Dr. Kaluzny is Professor of Health Policy and Administration in the UNC School of Public Health and a Senior Fellow in the Cecil G. Sheps Center for Health Services Research. He has been the recipient of numerous awards including the NCI Year 2000 Award, the Edward G. McGavran Award for Excellence in Teaching and Bernard G. Greenberg Alumni Endowment Award. Dr. Kaluzny is a nationally recognized expert in cancer prevention and control, health services research and evaluation, and organizational theory and behavior. He has served on numerous national committees including Chairman of the Board of Scientific Counselors for the NCI Division of Cancer Prevention and Control, was a member of the NCI Special Review Group on Cancer Control, and presently serves as an Associate Editor of the Journal of the National Cancer Institute. He is the author of numerous articles and has co-authored several books, including Managing a Health Care Alliance: Improving Community Cancer Care, with Richard Warnecke, and Partners for the Dance: Forming Strategic Alliances in Health Care, with Howard Zuckerman and Thomas Ricketts.
Other Beard Books by Arnold Kaluzny
Thomas C. Ricketts, Ph.D., M.P.H., is Associate Professor of Health Policy and Administration at UNC-CH School of Public Health and Director of the North Carolina Rural Health Research Program and the Program on Health Policy Analysis at the Cecil G. Sheps Center for Health Services Research at UNC-CH. He is Editor of the Journal of Rural Health, and a member of the North Carolina Institute of Medicine.

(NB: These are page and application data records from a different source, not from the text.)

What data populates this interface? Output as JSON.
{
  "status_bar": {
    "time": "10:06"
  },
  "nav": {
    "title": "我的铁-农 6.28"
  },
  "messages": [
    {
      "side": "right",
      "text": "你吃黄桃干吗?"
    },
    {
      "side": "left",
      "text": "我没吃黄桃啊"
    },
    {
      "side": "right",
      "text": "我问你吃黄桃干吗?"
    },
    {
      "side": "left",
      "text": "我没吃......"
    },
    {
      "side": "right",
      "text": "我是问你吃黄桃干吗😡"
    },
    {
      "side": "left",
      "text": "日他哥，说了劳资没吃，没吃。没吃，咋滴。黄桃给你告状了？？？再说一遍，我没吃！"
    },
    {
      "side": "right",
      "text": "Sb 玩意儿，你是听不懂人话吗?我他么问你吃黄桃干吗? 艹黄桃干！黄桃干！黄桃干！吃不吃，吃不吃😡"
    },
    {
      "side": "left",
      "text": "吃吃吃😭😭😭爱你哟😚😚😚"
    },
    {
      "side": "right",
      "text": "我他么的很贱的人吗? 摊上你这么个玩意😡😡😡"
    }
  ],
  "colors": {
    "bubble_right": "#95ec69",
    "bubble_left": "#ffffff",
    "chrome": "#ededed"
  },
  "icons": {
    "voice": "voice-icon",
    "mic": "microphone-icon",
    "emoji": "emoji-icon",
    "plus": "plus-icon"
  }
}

He was named the Outstanding Rural Health Researcher by the National Rural Health Association in 1997.
Dr. Howard S. Zuckerman, Professor and Director, Center for Health Management Research, University of Washington, Seattle, Washington.